Where's Obama's AIDS Strategy?
Dr. Helene Gayle, the head of the President's Advisory Council on HIV/AIDS (PACHA), responded to my concerns regarding a news release about new council members, and the omission of identifying persons with AIDS (PWAs) serving on it. From Dr. Gayle:
Thanks for that. There are several members who are PWA. We can figure out how to make that more evident. [...] BTW, about a third of the members are PWAs. In one of the releases, I believe that was noted.
I've seen only this release from Health & Human Services, which does mention that persons living with HIV are PACHA members, and this is stated in the opening paragraph, but none of the PWA members of PACHA are identified as such in their short bios.
In my reply to Dr. Gayle I explained that there would be much more buy-in for the council's work and decisions from PWAs, a crucial constituency, if it were clearly spelled out by HHS who is a person living with HIV on PACHA. I'm hopeful that she and HHS will soon make moves to address this oversight.

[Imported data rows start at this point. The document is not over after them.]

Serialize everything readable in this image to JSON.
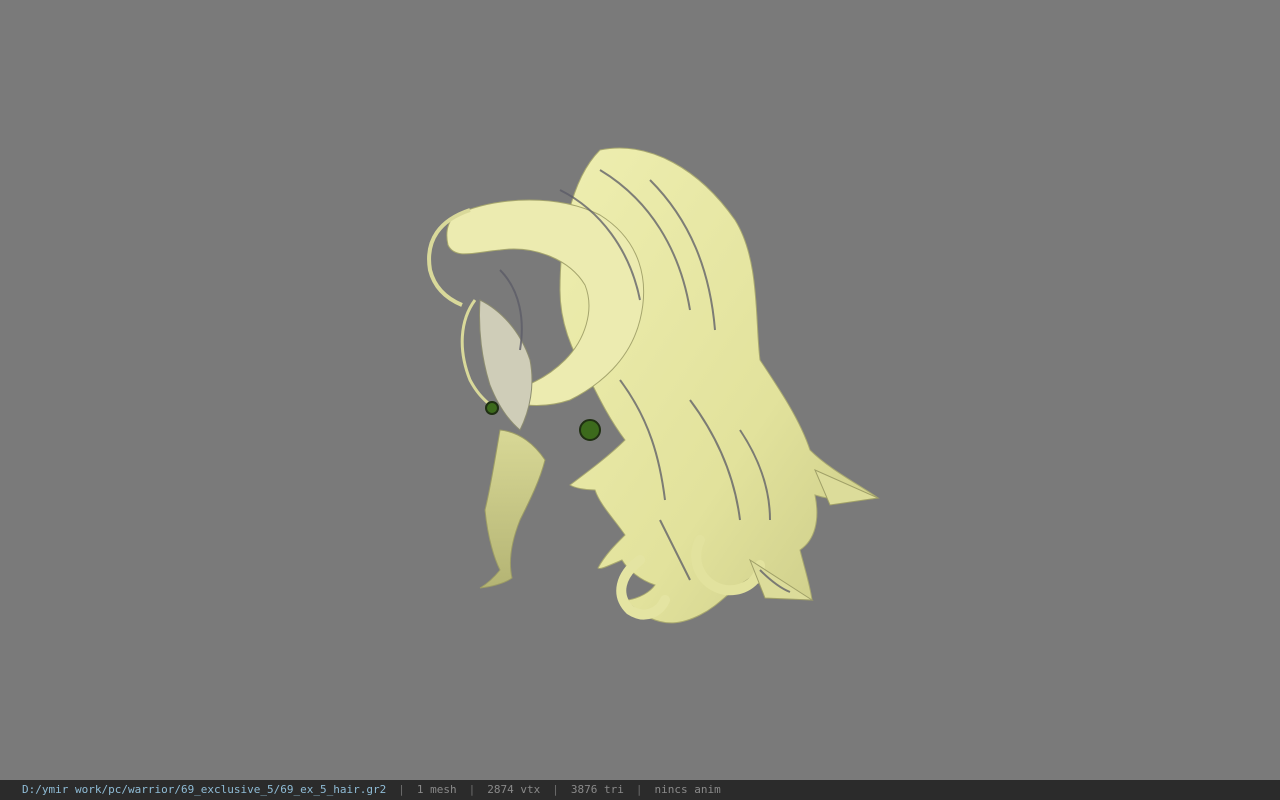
{
  "viewer": {
    "background_color": "#7a7a7a",
    "model_icon": "hair-model-icon",
    "hair_color": "#e6e6a4",
    "hair_shadow_color": "#b8b878",
    "strand_stripe_color": "#5a5a66",
    "eye_color": "#3c6a1c"
  },
  "status": {
    "file_path": "D:/ymir work/pc/warrior/69_exclusive_5/69_ex_5_hair.gr2",
    "separator": "|",
    "mesh_count": "1 mesh",
    "vertex_count": "2874 vtx",
    "triangle_count": "3876 tri",
    "anim": "nincs anim"
  }
}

Also in response to my post yesterday, I was reminded by friends that President Obama's director of the Office of National AIDS Policy, Jeff Crowley, according to a story in the Bay Area Reporter, made a public promise in August about when he would produce a plan:
[H]e has begun work on developing a national HIV/AIDS strategy, due by the end of the year.

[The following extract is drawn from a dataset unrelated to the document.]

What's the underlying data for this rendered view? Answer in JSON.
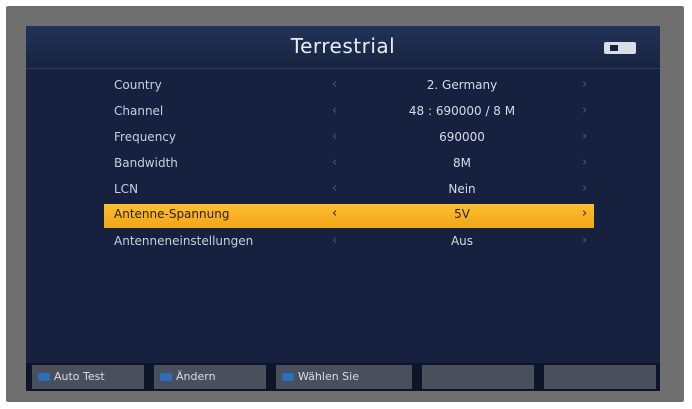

It's now well into the new year and Crowley has not delivered that strategy. In a November interview for the Black AIDS Institute's newsletter, Crowley revised when his report would see the light of gay:

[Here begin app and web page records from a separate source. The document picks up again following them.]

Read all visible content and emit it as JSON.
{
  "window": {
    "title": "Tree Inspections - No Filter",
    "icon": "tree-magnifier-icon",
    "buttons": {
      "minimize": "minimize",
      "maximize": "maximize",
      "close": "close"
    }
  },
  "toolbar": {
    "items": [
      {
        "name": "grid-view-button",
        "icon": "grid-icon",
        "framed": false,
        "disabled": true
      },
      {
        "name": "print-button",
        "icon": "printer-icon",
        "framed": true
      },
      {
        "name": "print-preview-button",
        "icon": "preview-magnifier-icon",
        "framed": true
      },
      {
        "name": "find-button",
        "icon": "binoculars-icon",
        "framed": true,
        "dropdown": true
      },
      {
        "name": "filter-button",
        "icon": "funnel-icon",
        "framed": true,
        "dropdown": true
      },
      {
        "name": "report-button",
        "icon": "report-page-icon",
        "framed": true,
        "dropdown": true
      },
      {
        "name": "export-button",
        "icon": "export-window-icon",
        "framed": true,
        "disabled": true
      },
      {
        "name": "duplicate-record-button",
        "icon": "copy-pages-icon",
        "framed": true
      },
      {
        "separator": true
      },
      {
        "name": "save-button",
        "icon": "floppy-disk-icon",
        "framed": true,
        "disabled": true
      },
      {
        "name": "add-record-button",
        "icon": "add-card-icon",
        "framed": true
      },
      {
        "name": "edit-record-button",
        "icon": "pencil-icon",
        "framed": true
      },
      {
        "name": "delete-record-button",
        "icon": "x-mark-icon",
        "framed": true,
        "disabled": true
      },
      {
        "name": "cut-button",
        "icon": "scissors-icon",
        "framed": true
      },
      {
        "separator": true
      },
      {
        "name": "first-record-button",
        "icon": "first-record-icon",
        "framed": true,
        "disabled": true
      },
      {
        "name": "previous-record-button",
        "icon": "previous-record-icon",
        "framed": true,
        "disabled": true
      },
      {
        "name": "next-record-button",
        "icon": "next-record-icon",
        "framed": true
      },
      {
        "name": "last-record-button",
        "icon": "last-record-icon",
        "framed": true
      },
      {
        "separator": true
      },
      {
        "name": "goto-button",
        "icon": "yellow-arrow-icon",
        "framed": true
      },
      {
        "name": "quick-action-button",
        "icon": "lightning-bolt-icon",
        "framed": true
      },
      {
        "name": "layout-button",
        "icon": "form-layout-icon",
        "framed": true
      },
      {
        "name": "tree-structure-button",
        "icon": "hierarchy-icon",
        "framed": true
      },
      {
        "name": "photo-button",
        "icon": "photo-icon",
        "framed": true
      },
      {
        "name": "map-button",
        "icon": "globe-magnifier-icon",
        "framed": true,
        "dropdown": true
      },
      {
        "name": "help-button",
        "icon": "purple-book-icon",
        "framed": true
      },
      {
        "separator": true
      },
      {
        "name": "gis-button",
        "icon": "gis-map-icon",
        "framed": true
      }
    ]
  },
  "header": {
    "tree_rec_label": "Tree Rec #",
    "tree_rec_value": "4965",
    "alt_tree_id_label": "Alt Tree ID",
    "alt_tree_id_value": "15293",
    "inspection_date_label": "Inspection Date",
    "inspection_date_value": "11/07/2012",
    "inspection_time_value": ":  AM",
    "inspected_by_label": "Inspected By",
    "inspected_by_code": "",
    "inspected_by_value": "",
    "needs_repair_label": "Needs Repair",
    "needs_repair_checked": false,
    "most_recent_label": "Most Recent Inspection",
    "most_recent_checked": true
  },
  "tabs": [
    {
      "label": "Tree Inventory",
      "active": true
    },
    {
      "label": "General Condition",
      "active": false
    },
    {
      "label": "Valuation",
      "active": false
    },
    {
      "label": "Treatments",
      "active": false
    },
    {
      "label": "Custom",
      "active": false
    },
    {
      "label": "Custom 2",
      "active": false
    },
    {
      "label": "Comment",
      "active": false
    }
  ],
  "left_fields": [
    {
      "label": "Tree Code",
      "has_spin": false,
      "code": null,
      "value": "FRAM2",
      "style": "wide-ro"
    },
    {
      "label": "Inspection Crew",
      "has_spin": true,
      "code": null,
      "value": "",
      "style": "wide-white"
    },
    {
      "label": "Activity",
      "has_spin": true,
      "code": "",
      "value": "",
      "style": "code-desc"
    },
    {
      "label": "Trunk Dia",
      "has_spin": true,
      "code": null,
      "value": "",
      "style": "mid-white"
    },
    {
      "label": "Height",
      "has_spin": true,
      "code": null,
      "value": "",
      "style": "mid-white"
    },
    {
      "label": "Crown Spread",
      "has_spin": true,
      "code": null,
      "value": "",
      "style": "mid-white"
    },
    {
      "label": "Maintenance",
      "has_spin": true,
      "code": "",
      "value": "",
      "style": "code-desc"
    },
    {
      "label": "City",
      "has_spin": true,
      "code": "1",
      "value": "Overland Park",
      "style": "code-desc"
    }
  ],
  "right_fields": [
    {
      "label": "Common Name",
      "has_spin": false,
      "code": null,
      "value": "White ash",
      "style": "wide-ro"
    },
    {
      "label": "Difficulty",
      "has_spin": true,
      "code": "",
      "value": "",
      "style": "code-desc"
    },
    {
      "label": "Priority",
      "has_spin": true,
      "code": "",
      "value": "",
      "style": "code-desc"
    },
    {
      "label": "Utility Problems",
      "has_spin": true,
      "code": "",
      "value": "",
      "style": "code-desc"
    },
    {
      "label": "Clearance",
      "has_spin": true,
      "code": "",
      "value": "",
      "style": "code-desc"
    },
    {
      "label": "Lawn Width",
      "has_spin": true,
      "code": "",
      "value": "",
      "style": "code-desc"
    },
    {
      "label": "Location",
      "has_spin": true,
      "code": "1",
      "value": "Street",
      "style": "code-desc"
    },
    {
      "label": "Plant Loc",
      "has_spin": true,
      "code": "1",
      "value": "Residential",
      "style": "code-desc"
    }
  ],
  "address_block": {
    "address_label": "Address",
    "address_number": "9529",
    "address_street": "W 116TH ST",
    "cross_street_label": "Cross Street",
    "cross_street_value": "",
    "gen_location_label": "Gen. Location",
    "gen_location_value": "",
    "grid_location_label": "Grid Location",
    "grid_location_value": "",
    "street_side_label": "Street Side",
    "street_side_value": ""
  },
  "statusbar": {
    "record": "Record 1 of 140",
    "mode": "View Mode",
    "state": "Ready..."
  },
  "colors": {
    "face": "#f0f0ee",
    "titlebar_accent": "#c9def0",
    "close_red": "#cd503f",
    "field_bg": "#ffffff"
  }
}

A report summarizing major themes across the community discussions, both at the official and unofficial town-hall meetings, and the online Call to Action will be released on the Office of National AIDS Policy website in early 2010.
Here we are with February quickly passing, and still no strategy from Crowley and the White House, and no word on when that strategy is coming out. How much longer must we wait for the Obama administration's blueprint for dealing with AIDS in America?
If a Democratic administration is not ready to put forward a workable national plan for AIDS, after 13 months in office, something is amiss.